It was a tale of two halves for Roy Oswalt in 2008. Before the All-Star break, Oswalt suffered from injuries (strained abductor muscle, hip injury) and a bad case of gopheritis. But in the second half he was one of the top pitchers in baseball. Oswalt was 7-8 with a 4.56 ERA with 18 HRs in 116.1 IP in the first half. But he was 10-2 with a 2.24 ERA with five HRs in 92.1 IP after the break.
Oswalt reversed a three-year trend of declining K/9 rates, posting a 7.12 rate. Additionally, his BB/9 and WHIP rates were nearly identical to his career rates. On the flip side, Oswalt posted the second-highest HR/FB rate of his career at 12.7 percent. The only thing that saved him was that he allowed the fewest fly balls of his career. Oswalt’s 29.2 percent FB% ranked 14th in the majors last season.
What can we expect in 2009? Oswalt’s Marcel projection, which regresses to the mean and uses an age factor, has him failing to reach 200 innings for the first time since his injury-plagued 2003, a 3.65 ERA, which would be the highest mark of his career, and the fewest strikeouts of the last five seasons. This seems a tad pessimistic.
Once Oswalt got over his injury problems, he was a completely different pitcher. The only way his Marcel projection makes sense is if Oswalt battles injuries again throughout the year, certainly a possibility given his injury history. He has endured wrist, groin, foot and hip injuries (among others) throughout his career. But he has also topped 30 starts in six of his seven full seasons in the majors.

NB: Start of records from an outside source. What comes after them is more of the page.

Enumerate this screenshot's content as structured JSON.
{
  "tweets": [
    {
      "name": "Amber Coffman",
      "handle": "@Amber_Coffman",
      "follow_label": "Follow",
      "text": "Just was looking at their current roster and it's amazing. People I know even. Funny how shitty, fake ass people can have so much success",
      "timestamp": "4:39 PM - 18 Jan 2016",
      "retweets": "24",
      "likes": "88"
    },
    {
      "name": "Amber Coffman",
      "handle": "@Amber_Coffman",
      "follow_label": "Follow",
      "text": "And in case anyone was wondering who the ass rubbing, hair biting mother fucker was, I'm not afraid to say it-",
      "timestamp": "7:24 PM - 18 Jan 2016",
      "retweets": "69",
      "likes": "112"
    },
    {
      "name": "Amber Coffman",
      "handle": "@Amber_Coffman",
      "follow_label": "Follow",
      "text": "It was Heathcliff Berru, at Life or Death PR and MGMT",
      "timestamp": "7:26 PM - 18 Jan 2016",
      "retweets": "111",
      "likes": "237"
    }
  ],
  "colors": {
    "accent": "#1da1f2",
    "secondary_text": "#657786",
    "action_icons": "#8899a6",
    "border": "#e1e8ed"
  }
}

His velocity has been unchanged the past few years and he is one of the top groundball pitchers in the majors. Oswalt’s 2008 HR rate seems like an injury-related thing, especially since he allowed 0.49 HR/9 when he was healthy after the break. Oswalt’s upside is as a top-10 pitcher. Because of his injury history, one should downgrade him somewhat. But nowhere near where his Marcel projection rates him.